Shooting with the big fisheye lens takes a bit of getting used to. The primary benefit, of course, is that you simply get a whole lot more into the picture when you shoot from up close. You capture the whole critter and not just part. You can get close enough so that water clarity becomes much less of an issue. But that's only part of the fun. As you become more familiar with the lens, you'll learn to hunt for special angles that really make the fisheye lens shine. You learn how to illuminate your subject with the strobe and/or video light and make it blossom in glorious color while the background attractively fades away. Photographing wrecks is always a challenge because they are so big, but with the fisheye you can sometimes capture a whole wreck in one shot. The possibilities are endless.
Below are some of the pictures we shot with the SeaLife DC1400/SL975 combo in Roatan, Honduras:
Shooting with the SeaLife SL975 Fisheye Wide Angle lens
Any underwater photographer knows that getting good pictures down there is a lot more challenging than coming up with decent shots on dry land. So divers, even those who are experienced photographers, need all the help they can get. SeaLife's new fisheye lens, introduced in November of 2012, is an almost surefire way to score eyecatching shots.
While fairly large and heavy, the lens is simple to use and install. The 16mm focal length (in 35mm equivalence terms) is wide enough to dramatically increase what fits into a picture, yet not so wide as to introduce excessive fisheye distortion. And since you can get so much closer, varying water clarity becomes less of an issue.
Use of a strobe and/or video light is recommended under all but the most perfect lighting conditions. Bringing out the foreground color can make for stunning compositions. Note, though, that since you can get so much closer with the fisheye lens, even the lowest strobe setting can be too much.
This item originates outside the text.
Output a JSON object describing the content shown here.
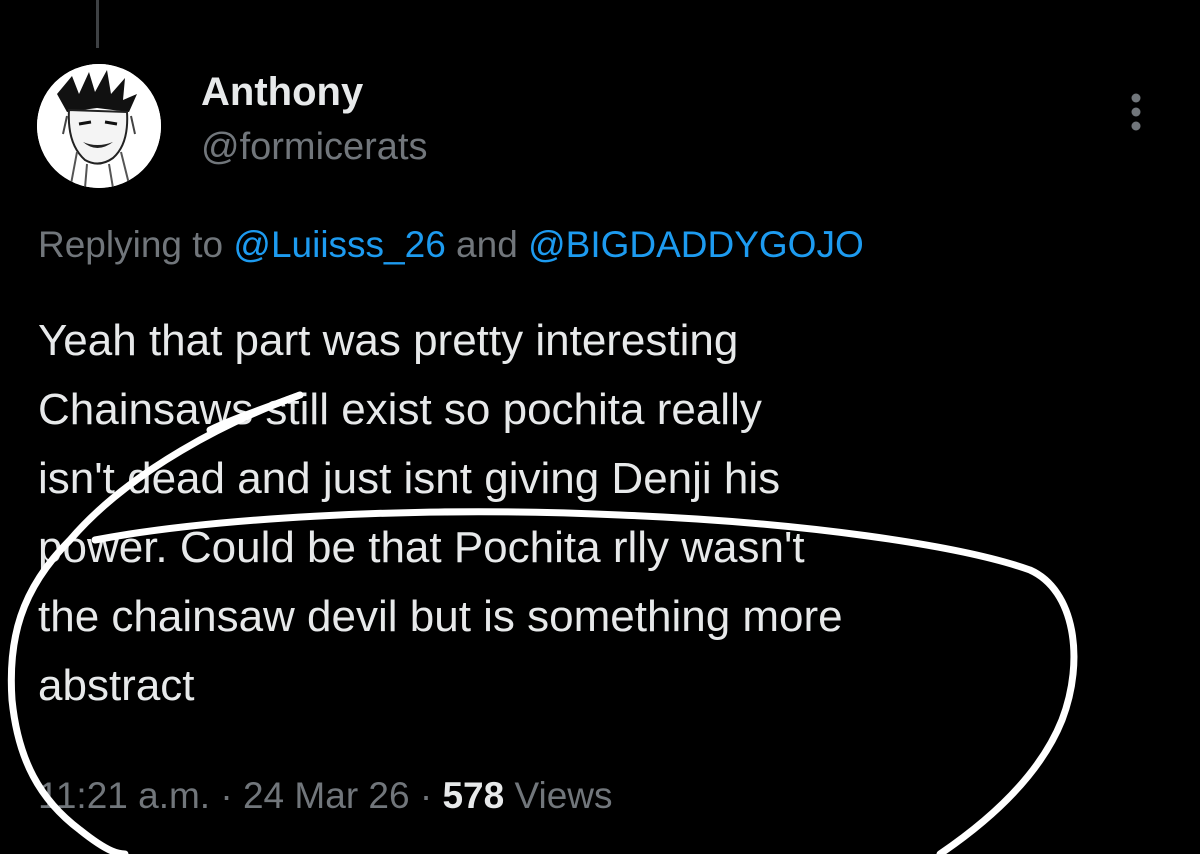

Experimentation is key.
The SeaLife Fisheye Wide Angle Lens lists for US$299.95. That's not inexpensive, but considering how much it can add to the enjoyment of any SeaLife camera setup, and also to the much increased variety and quality of pictures, it's a bargain and highly recommended.
Keep in mind:
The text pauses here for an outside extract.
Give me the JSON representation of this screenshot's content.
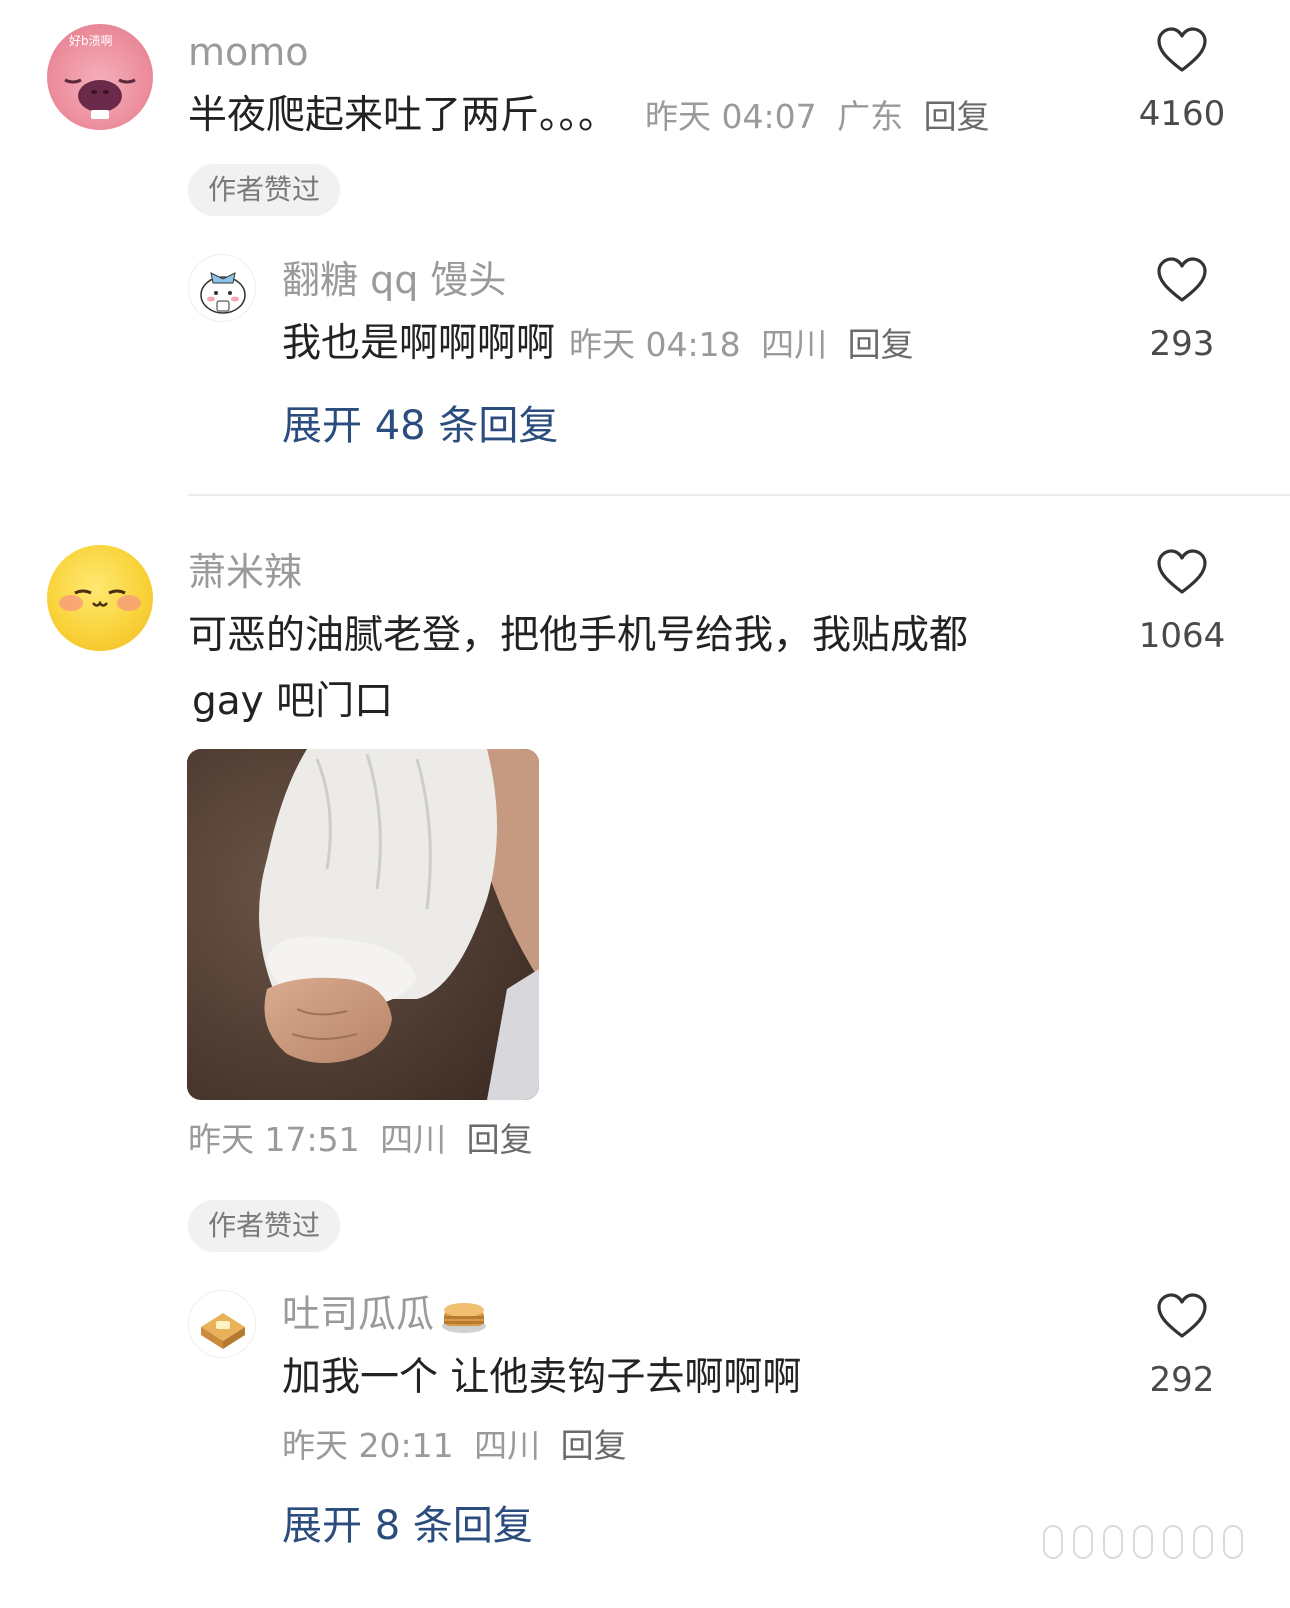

- Adds 16mm equivalent wide angle shooting capability when you need/want it
- Very solid and of high quality
- Let's you get much closer to subjects
- Snaps on and off on land or underwater
- Can produce stunning images
- Comes with lens dock and retaining lanyard
- No special settings needed
- Camera MUST be in macro or super-macro
- Lens is large and heavy
- Lens dock attaches to bottom of flash tray, but not bare camera housing
- Lowest flash setting may still be too strong